Living in an Age of In-Authenticity

Are the narratives you're consuming real and authentic?
Or are they simply the shiny moments that people want you to see?

Living in An Age of In-Authenticity

How did you start your morning? Did you pick up your phone, press that friendly "F" app and tap into the narratives of your people? Don't worry, you're not alone. Thousands, if not millions, did the same thing.

But I want you to take a moment and think about something-- are the narratives you're engaging with real and authentic? Or are they simply the shiny moments that people want you to see? Our entire social ecosystem is currently revolving around-- and thriving on-- in-authenticity. Think about it-- how authentic are your social profiles?

Fuckbook-- people post the beautiful moments. The moments that they think will allow others to see them as something that's not necessarily true. That's only human-- why would we post our sad moments? Who would want to see selfies of us shoving ice cream into our pie-holes while crying through the latest Nicholas Sparks movie while mending a broken heart?

Who would want to know that you secretly hate your beautiful spouse and loathe the family you've created? Who would want to watch videos of you paying your mortgage bills and passive aggressively plotting against your pain in the ass office manager? Who would want to post their fears and their questions surrounding their purpose in life?

No one, well almost no one. We want to the world to see the beautiful parts of us-- but not necessarily the real parts. It probably all started back in middle school when we longed to be accepted by the cool kids or were lashing out against the bullies that stalked us through those awkward hallways. And social media just plays into those ego-driven areas of fear, self-loathing or insecurities. Why do we continually support and engage with a world that's not real?

Is it distraction? Fear? Boredom? Longing for something better?

I don't have good answers. I know that there are positive attributes to social media when used mindfully and with a certain level of awareness. But as I travel through my days-- I don't see that kind of awareness.

I see people standing in line at the checkout, ignoring the cashier they are making a transaction with because they're scrolling the fuckbook timeline of in-authenticity.
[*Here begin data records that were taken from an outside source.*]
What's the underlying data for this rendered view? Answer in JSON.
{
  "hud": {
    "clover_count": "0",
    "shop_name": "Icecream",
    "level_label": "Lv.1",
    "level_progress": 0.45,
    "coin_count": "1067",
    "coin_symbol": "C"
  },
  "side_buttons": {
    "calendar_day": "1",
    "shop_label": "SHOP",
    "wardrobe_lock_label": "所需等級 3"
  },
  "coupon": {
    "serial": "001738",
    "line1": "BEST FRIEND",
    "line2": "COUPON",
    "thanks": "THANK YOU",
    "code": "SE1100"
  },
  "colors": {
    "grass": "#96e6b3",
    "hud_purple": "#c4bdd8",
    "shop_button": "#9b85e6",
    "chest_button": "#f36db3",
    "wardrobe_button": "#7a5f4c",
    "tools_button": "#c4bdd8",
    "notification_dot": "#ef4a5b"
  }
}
I see people driving mindlessly down the road with a phone in hand getting their dopamine fix from the latest text, like or message while wandering off the road.

I see families at a restaurant, sitting around a table, all wired into their own devices completely ignoring each other and the humanity surrounding them.

I see younger generations unable to function socially because they've grown up as complete digital children. Young adults unable to work because they are so addicted to networks and devices. I see an entire population clinging to unreal scenarios of success and wealth, longing to be something they are not-- and not realizing that the person they want to emulate isn't real.

But slowly, quietly, I hear whispers of something more. I hear conversations of people unplugging. I talk with people who bring this topic up and ask me why? Why are people this way? Why do they feel such a place of unease within? Why do they feel like their lives aren't authentic-- or that they're surrounded by something that's not real?

People are waking up. Eyes are opening and our habits of inauthentic lives are slowly being questioned.

Maybe we'll stop before it's too late. Before we wake up 20 years later and realize we're living one big fucking lie. Maybe we'll wake up before our children have lost the ability to read a book, carry a conversation or lay on the grass and watch the clouds pass by.

Maybe we'll hit delete on our apps. We'll delete our accounts, put our fucking phones in our pockets and break free of the dopamine addiction. Maybe we'll bust out of the chains that the algorithms have us trapped with.

Maybe.